” . . . Edward is unassumingly pleasant, compassionate, idealistic – and irredeemably wet.”
It’s that use of the term ‘wet’ that is interesting. What does it actually mean? When Margaret Thatcher was savaging her way through the structure of British society, any of the (male) MPs in her own party who complained that she was going too far were dismissed as ‘wet’. The upper middle classes send their male children to boarding school, partly I think, to ‘toughen’ them up – to give them the confidence and arrogance to rule over the rest of us plebs. It clearly hasn’t worked for Edward who instead is sensitive but emotionally stunted.

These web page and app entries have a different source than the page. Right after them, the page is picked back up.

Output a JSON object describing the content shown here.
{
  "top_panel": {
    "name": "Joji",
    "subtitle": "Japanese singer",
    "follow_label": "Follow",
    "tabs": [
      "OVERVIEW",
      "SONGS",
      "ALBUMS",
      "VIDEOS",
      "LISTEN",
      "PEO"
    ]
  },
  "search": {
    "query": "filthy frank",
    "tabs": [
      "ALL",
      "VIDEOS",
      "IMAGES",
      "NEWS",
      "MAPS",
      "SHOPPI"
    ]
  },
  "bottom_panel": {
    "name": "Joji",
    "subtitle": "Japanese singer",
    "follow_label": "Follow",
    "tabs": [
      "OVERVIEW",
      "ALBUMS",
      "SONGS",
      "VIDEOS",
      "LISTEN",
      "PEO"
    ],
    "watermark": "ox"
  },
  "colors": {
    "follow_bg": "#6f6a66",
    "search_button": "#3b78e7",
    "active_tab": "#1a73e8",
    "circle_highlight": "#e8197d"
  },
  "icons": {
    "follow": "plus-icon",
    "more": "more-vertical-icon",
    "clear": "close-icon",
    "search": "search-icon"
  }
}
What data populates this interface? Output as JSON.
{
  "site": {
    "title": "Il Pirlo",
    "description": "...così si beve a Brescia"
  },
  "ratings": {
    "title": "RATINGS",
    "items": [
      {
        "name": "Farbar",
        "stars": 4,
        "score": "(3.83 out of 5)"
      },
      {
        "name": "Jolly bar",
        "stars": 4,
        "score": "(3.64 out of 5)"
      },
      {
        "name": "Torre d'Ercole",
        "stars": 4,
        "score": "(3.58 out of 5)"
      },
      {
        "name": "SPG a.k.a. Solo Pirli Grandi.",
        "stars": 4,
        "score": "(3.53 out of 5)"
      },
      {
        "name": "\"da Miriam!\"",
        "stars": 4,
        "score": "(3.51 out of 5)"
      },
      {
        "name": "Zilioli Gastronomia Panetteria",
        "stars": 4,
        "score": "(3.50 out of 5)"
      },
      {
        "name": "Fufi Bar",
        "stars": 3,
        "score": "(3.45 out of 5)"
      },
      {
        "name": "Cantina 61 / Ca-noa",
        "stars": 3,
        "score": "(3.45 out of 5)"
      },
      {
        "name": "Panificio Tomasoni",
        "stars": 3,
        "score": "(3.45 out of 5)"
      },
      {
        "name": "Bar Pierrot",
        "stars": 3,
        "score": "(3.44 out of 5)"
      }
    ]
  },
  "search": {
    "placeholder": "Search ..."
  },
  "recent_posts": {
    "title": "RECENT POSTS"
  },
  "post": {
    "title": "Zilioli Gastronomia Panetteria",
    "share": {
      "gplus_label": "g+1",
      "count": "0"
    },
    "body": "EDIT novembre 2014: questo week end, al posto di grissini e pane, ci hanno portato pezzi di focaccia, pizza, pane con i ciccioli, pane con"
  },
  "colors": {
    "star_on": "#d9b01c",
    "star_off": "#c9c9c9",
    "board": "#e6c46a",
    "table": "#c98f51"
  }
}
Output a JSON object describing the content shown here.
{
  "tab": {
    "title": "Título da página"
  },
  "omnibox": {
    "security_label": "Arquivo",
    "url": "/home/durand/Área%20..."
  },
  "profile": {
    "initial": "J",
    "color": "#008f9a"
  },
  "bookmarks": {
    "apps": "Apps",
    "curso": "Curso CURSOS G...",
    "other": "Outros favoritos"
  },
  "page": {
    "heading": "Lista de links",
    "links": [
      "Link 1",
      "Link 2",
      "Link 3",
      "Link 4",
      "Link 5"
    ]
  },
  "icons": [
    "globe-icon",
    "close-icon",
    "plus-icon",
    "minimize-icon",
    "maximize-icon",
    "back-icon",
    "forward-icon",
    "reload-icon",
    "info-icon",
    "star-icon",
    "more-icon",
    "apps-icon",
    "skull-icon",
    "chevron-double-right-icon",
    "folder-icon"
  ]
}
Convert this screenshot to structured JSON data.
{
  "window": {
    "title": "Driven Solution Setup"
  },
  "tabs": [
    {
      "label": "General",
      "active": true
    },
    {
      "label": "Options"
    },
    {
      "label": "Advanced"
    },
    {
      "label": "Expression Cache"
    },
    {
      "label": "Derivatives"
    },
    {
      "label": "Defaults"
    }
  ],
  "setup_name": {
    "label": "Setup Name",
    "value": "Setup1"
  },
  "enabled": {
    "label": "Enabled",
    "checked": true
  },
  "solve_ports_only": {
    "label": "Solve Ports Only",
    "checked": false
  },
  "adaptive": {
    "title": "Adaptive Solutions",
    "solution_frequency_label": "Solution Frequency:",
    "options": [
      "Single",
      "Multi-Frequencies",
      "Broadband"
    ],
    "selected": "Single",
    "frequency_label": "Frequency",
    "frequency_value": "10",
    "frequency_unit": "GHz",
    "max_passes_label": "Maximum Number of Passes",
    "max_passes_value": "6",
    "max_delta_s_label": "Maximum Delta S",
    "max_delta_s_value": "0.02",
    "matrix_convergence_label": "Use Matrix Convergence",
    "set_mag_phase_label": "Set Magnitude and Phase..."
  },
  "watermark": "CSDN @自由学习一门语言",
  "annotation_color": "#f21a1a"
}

One of the teases of the film is that you hope that he will find some sort of emotional release with Rose – but this is a film in which narrative expectations are not likely to be fulfilled.
It seems that Joanna Hogg expects her audience to decode all the signs of repression in this family and to take their pleasure from the presentation of a well-crafted art object, but I can’t help wondering what her underlying motive is. Does she intend a political critique of this kind of upper middle class life? Perhaps the problem is mine in expecting some kind of social commentary to be progressive in some way? One specific point in respect: I found some aspects of Edward’s description of the project in Africa to be unbelievable and I’m not sure whether this was intended.
On the other hand, I think Joanna Hogg succeeds in creating an art film which successfully challenges audience expectations in an intelligent and carefully constructed way and I guess that can’t be a bad thing.
Here’s the UK trailer (the music doesn’t appear in the film):